*Your goal:* Scan the records below and copy every line that contains the string "label".

+ + + + + + +

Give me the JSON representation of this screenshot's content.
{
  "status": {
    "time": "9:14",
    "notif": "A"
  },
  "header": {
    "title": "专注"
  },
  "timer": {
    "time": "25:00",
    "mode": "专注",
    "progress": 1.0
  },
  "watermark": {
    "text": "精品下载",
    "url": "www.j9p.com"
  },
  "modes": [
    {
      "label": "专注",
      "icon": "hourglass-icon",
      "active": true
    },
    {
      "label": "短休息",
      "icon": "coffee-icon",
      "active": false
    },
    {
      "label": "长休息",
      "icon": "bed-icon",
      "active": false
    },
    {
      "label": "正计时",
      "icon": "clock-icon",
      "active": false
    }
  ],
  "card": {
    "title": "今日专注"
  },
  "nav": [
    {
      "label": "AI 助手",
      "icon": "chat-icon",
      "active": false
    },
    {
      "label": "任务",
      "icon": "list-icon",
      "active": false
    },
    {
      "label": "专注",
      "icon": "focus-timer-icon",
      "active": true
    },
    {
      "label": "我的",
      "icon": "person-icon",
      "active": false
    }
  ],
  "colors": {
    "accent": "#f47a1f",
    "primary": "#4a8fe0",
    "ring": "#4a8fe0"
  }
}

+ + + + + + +

*Response box:*
      "label": "专注",
      "label": "短休息",
      "label": "长休息",
      "label": "正计时",
      "label": "AI 助手",
      "label": "任务",
      "label": "专注",
      "label": "我的",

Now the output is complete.